Trans-Pacific Partnership text reveals that U.S. pressure could result in new rules for Canadians that allow for website blocking, and new criminal penalties for copyright infringement
“These changes will impact everyone who uses the Internet, and the government must not give way and lock them in with zero public consultation,” said Meghan Sali, Campaigns Coordinator at OpenMedia. “Particularly as these secretive negotiations are continuing during our federal election, Canadians deserve a clear commitment that this caretaker government will not agree to these kind of radical policy changes that could tie the hands of an incoming government.”
Specific changes to Canadian law as suggested by the recent leak include:
Lengthening the terms for copyright from the global standard of ‘life of the creator plus 50 years’ to ‘life of the creator plus 70 years’–the U.S. standard.
New criminal penalties for the circumvention of digital locks.
Introduction of site-blocking legislation for the purposes of combating alleged copyright infringement.
On Monday, the Canadian Privy Council office released new rules that allow the caretaker government to continue negotiating the TPP, but forbid it from ratifying the deal before the election.
As copyright expert Professor Michael Geist said, “committing to significant policy changes would go well beyond the description of a caretaker government that should be largely limited to “routine” activities.”

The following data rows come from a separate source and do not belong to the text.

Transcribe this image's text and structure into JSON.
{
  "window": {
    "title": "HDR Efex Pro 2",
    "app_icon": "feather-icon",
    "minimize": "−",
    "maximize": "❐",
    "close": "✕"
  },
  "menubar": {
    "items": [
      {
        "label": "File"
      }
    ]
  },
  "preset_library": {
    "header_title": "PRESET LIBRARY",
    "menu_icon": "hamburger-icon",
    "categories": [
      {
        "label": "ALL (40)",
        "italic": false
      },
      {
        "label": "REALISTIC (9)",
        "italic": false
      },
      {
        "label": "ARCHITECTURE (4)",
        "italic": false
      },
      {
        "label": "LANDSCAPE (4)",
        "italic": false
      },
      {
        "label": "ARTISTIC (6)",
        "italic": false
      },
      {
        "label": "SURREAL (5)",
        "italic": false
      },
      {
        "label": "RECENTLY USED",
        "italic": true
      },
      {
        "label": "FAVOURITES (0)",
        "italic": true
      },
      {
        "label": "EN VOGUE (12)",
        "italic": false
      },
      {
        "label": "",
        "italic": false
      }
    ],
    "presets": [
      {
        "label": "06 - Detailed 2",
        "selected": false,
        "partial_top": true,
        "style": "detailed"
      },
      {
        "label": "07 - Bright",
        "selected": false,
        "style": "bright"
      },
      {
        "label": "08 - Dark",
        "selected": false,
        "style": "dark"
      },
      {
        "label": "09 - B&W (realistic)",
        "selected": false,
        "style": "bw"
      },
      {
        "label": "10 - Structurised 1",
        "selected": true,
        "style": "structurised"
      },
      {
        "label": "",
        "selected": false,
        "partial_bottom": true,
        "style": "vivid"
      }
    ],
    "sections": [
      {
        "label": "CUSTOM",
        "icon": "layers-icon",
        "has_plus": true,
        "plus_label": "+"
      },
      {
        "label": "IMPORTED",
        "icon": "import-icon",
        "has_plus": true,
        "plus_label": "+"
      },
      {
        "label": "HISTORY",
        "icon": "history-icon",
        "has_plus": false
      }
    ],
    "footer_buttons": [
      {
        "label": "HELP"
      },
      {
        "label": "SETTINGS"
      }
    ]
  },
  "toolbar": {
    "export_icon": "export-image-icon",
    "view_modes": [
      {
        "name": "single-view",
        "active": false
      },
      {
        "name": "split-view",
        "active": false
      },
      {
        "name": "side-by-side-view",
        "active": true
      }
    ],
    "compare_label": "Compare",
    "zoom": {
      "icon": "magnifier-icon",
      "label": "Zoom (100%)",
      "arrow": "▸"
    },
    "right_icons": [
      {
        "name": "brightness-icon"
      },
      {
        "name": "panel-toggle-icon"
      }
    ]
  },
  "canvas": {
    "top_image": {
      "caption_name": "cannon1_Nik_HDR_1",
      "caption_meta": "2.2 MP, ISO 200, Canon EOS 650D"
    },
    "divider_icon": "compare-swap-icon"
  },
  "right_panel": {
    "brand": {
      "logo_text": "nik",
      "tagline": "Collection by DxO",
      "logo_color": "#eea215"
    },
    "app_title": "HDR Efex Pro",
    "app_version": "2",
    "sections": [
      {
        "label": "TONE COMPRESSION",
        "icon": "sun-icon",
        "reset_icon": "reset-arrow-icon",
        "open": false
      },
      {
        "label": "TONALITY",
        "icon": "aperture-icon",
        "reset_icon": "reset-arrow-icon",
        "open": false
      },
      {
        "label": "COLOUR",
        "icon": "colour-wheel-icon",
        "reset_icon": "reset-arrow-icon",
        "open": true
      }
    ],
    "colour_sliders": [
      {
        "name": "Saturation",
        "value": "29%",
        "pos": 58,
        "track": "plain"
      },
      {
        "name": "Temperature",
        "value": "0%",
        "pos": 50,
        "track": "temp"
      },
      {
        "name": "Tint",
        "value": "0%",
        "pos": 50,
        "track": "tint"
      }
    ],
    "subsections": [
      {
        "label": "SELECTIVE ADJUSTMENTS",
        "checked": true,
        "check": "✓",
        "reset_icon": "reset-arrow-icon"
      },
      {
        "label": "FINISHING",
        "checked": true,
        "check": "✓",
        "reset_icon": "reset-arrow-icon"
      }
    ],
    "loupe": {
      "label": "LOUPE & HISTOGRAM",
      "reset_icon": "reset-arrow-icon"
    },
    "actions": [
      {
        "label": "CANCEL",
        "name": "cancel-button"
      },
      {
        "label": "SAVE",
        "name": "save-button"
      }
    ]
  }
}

The most recent round of TPP negotiations concluded last week in Hawaii without a deal being reached, but many believe a deal must be completed by the end of August if it has any chance of being signed this year.
OpenMedia is an award-winning community-based organization that safeguards the possibilities of the open Internet. We work toward informed and participatory digital policy by engaging hundreds of thousands of people in protecting our online rights.